Entries from a dataset of interfaces =
:::::

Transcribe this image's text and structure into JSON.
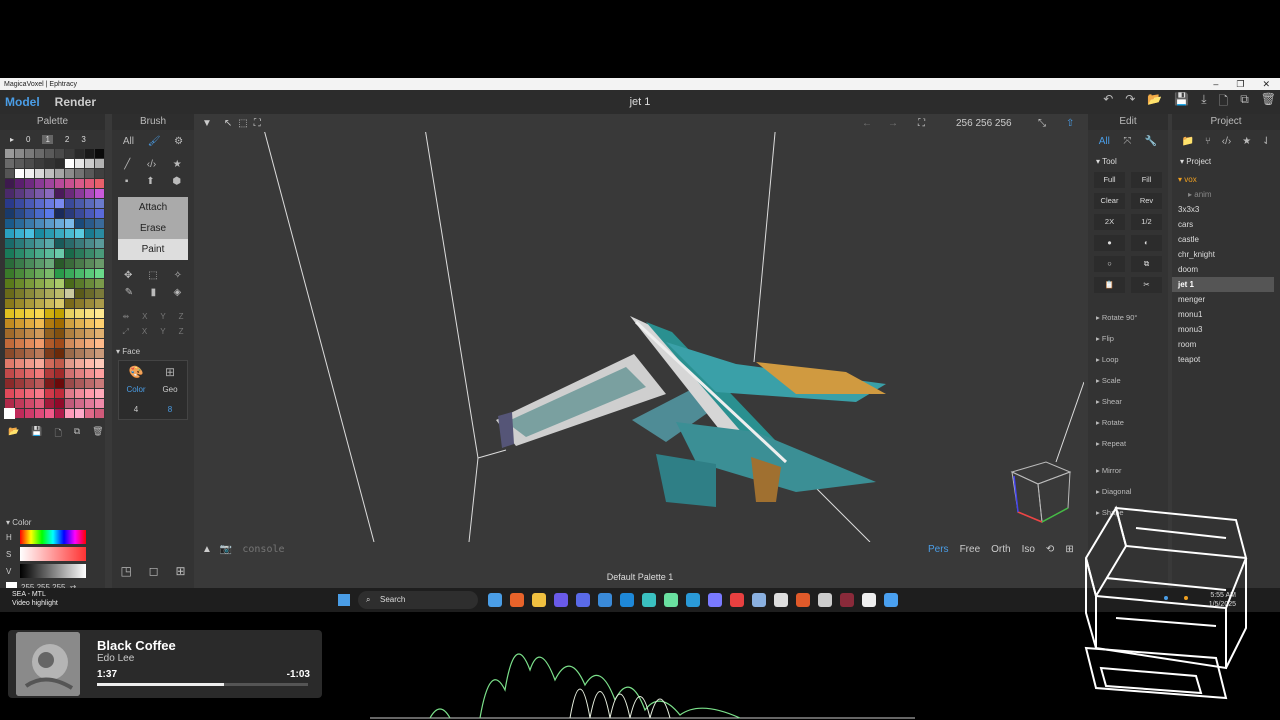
{
  "window": {
    "title": "MagicaVoxel | Ephtracy",
    "minimize_glyph": "–",
    "restore_glyph": "❐",
    "close_glyph": "✕"
  },
  "topbar": {
    "model_tab": "Model",
    "render_tab": "Render",
    "document_title": "jet 1",
    "actions": [
      "↶",
      "↷",
      "📂",
      "💾",
      "⤓",
      "🗋",
      "⧉",
      "🗑"
    ]
  },
  "palette": {
    "header": "Palette",
    "tabs": [
      "▸",
      "0",
      "1",
      "2",
      "3"
    ],
    "selected_tab": "1",
    "colors": [
      "#9a9a9a",
      "#8a8a8a",
      "#7a7a7a",
      "#6a6a6a",
      "#5a5a5a",
      "#4a4a4a",
      "#3a3a3a",
      "#2a2a2a",
      "#1a1a1a",
      "#0a0a0a",
      "#6a6a6a",
      "#5a5a5a",
      "#4c4c4c",
      "#3c3c3c",
      "#333333",
      "#2b2b2b",
      "#ffffff",
      "#e6e6e6",
      "#cccccc",
      "#b3b3b3",
      "#555555",
      "#ffffff",
      "#f0f0f0",
      "#d9d9d9",
      "#bfbfbf",
      "#a6a6a6",
      "#8c8c8c",
      "#737373",
      "#595959",
      "#404040",
      "#3d1a4d",
      "#5a1f6e",
      "#6e2a80",
      "#8a3a96",
      "#a0459e",
      "#b84a9a",
      "#c85090",
      "#d85a8a",
      "#e05a7a",
      "#e8606a",
      "#4a2a6a",
      "#5a3a80",
      "#6a4a96",
      "#7a5aaa",
      "#8a6abf",
      "#4a1a5a",
      "#6a2a7a",
      "#8a3a9a",
      "#aa4aba",
      "#ca5ada",
      "#2a3a8a",
      "#3a4aa0",
      "#4a5ab6",
      "#5a6acc",
      "#6a7ae0",
      "#7a8af0",
      "#3a4a9a",
      "#4a5aaa",
      "#5a6abb",
      "#6a7acc",
      "#1a3a6a",
      "#2a4a8a",
      "#3a5aaa",
      "#4a6aca",
      "#5a7aea",
      "#1a2a5a",
      "#2a3a7a",
      "#3a4a9a",
      "#4a5aba",
      "#5a6ada",
      "#1a5a8a",
      "#2a6a9a",
      "#3a7aaa",
      "#4a8aba",
      "#5a9aca",
      "#6aaada",
      "#7abaea",
      "#1a4a7a",
      "#2a5a8a",
      "#3a6a9a",
      "#2aa0c0",
      "#3ab0d0",
      "#4ac0e0",
      "#1a8aa0",
      "#2a9ab0",
      "#3aaac0",
      "#4abad0",
      "#5acae0",
      "#1a7a90",
      "#2a8aa0",
      "#1a6a6a",
      "#2a7a7a",
      "#3a8a8a",
      "#4a9a9a",
      "#5aaaaa",
      "#1a5a5a",
      "#2a6a6a",
      "#3a7a7a",
      "#4a8a8a",
      "#5a9a9a",
      "#1a7a5a",
      "#2a8a6a",
      "#3a9a7a",
      "#4aaa8a",
      "#5aba9a",
      "#6acaaa",
      "#1a6a4a",
      "#2a7a5a",
      "#3a8a6a",
      "#4a9a7a",
      "#2a6a3a",
      "#3a7a4a",
      "#4a8a5a",
      "#5a9a6a",
      "#6aaa7a",
      "#2a5a2a",
      "#3a6a3a",
      "#4a7a4a",
      "#5a8a5a",
      "#6a9a6a",
      "#3a7a2a",
      "#4a8a3a",
      "#5a9a4a",
      "#6aaa5a",
      "#7aba6a",
      "#2a9a4a",
      "#3aaa5a",
      "#4aba6a",
      "#5aca7a",
      "#6ada8a",
      "#5a7a1a",
      "#6a8a2a",
      "#7a9a3a",
      "#8aaa4a",
      "#9aba5a",
      "#aaca6a",
      "#4a6a1a",
      "#5a7a2a",
      "#6a8a3a",
      "#7a9a4a",
      "#6a6a1a",
      "#7a7a2a",
      "#8a8a3a",
      "#9a9a4a",
      "#aaaa5a",
      "#baba6a",
      "#cacaa0",
      "#5a5a1a",
      "#6a6a2a",
      "#7a7a3a",
      "#8a7a1a",
      "#9a8a2a",
      "#aa9a3a",
      "#baaa4a",
      "#caba5a",
      "#daca6a",
      "#7a6a1a",
      "#8a7a2a",
      "#9a8a3a",
      "#aa9a4a",
      "#e0c020",
      "#e8c830",
      "#f0d040",
      "#f8d850",
      "#d0b010",
      "#c0a000",
      "#e8d060",
      "#f0d870",
      "#f8e080",
      "#ffe890",
      "#c08a20",
      "#d09a30",
      "#e0aa40",
      "#f0ba50",
      "#b07a10",
      "#a06a00",
      "#d0a040",
      "#e0b050",
      "#f0c060",
      "#ffd070",
      "#a06a2a",
      "#b07a3a",
      "#c08a4a",
      "#d09a5a",
      "#906020",
      "#805010",
      "#b08040",
      "#c09050",
      "#d0a060",
      "#e0b070",
      "#c06a3a",
      "#d07a4a",
      "#e08a5a",
      "#f09a6a",
      "#b05a2a",
      "#a04a1a",
      "#d08a5a",
      "#e09a6a",
      "#f0aa7a",
      "#ffba8a",
      "#8a4a2a",
      "#9a5a3a",
      "#aa6a4a",
      "#ba7a5a",
      "#7a3a1a",
      "#6a2a0a",
      "#9a6a4a",
      "#aa7a5a",
      "#ba8a6a",
      "#ca9a7a",
      "#e07a6a",
      "#e88a7a",
      "#f09a8a",
      "#f8aa9a",
      "#d06a5a",
      "#c05a4a",
      "#e09a8a",
      "#f0aa9a",
      "#ffbaaa",
      "#ffcaba",
      "#c04a4a",
      "#d05a5a",
      "#e06a6a",
      "#f07a7a",
      "#b03a3a",
      "#a02a2a",
      "#d07070",
      "#e08080",
      "#f09090",
      "#ffa0a0",
      "#8a2a2a",
      "#9a3a3a",
      "#aa4a4a",
      "#ba5a5a",
      "#7a1a1a",
      "#6a0a0a",
      "#9a4a4a",
      "#aa5a5a",
      "#ba6a6a",
      "#ca7a7a",
      "#e04a5a",
      "#e85a6a",
      "#f06a7a",
      "#f87a8a",
      "#d03a4a",
      "#c02a3a",
      "#e07a8a",
      "#f08a9a",
      "#ff9aaa",
      "#ffaaba",
      "#b02a4a",
      "#c03a5a",
      "#d04a6a",
      "#e05a7a",
      "#a01a3a",
      "#900a2a",
      "#c05a7a",
      "#d06a8a",
      "#e07a9a",
      "#f08aaa",
      "#ffffff",
      "#c02a5a",
      "#d03a6a",
      "#e04a7a",
      "#f05a8a",
      "#b01a4a",
      "#ff9aba",
      "#ffaaca",
      "#e06a8a",
      "#d05a7a"
    ],
    "tool_icons": [
      "📂",
      "💾",
      "🗋",
      "⧉",
      "🗑"
    ],
    "color_section_label": "Color",
    "hsv_labels": [
      "H",
      "S",
      "V"
    ],
    "rgb_value": "255 255 255",
    "swap_icon": "⇄"
  },
  "brush": {
    "header": "Brush",
    "row1": [
      "All",
      "🖌",
      "⚙"
    ],
    "row2": [
      "╱",
      "‹/›",
      "★"
    ],
    "row3": [
      "▪",
      "⬆",
      "⬢"
    ],
    "modes": [
      "Attach",
      "Erase",
      "Paint"
    ],
    "row4": [
      "✥",
      "⬚",
      "✧"
    ],
    "row5": [
      "✎",
      "▮",
      "◈"
    ],
    "axis_row1": [
      "⇹",
      "X",
      "Y",
      "Z"
    ],
    "axis_row2": [
      "⤢",
      "X",
      "Y",
      "Z"
    ],
    "face_label": "Face",
    "face_color_label": "Color",
    "face_geo_label": "Geo",
    "face_color_value": "4",
    "face_geo_value": "8",
    "bottom_icons": [
      "◳",
      "◻",
      "⊞",
      "⊞",
      "⬡",
      "⬢"
    ]
  },
  "viewport": {
    "toolbar_left": [
      "▼",
      "↖",
      "⬚",
      "⛶"
    ],
    "toolbar_right": [
      "←",
      "→",
      "⛶"
    ],
    "dimensions": "256  256  256",
    "fit_icon": "⤡",
    "up_icon": "⇧",
    "console_placeholder": "console",
    "views": [
      "Pers",
      "Free",
      "Orth",
      "Iso"
    ],
    "active_view": "Pers",
    "status": "Default Palette 1"
  },
  "edit": {
    "header": "Edit",
    "tabs": [
      "All",
      "⤧",
      "🔧"
    ],
    "tool_label": "Tool",
    "buttons": [
      "Full",
      "Fill",
      "Clear",
      "Rev",
      "2X",
      "1/2"
    ],
    "icons": [
      "●",
      "◐",
      "○",
      "⧉",
      "📋",
      "✂"
    ],
    "items": [
      "Rotate 90°",
      "Flip",
      "Loop",
      "Scale",
      "Shear",
      "Rotate",
      "Repeat",
      "Mirror",
      "Diagonal",
      "Shape"
    ]
  },
  "project": {
    "header": "Project",
    "tab_icons": [
      "📁",
      "⑂",
      "‹/›",
      "★",
      "⇃"
    ],
    "section_label": "Project",
    "folder": "vox",
    "sub": "anim",
    "items": [
      "3x3x3",
      "cars",
      "castle",
      "chr_knight",
      "doom",
      "jet 1",
      "menger",
      "monu1",
      "monu3",
      "room",
      "teapot"
    ],
    "selected": "jet 1"
  },
  "taskbar": {
    "widget_title": "SEA - MTL",
    "widget_sub": "Video highlight",
    "search_label": "Search",
    "time": "5:55 AM",
    "date": "1/5/2025",
    "icon_colors": [
      "#4a9de6",
      "#e8632a",
      "#f0c040",
      "#6a5ae8",
      "#5a6ae8",
      "#3a8ad8",
      "#1e88d8",
      "#3ac0c0",
      "#6ae0a0",
      "#2a9ad8",
      "#7a7aff",
      "#e84040",
      "#8ab0e0",
      "#ddd",
      "#e05a2a",
      "#ccc",
      "#8a2a3a",
      "#eee",
      "#4aa0f0"
    ]
  },
  "media": {
    "title": "Black Coffee",
    "artist": "Edo Lee",
    "current": "1:37",
    "remaining": "-1:03",
    "progress": 0.6
  }
}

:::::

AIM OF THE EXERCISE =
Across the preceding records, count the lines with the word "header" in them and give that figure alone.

RESULT FOR THIS TASK =
4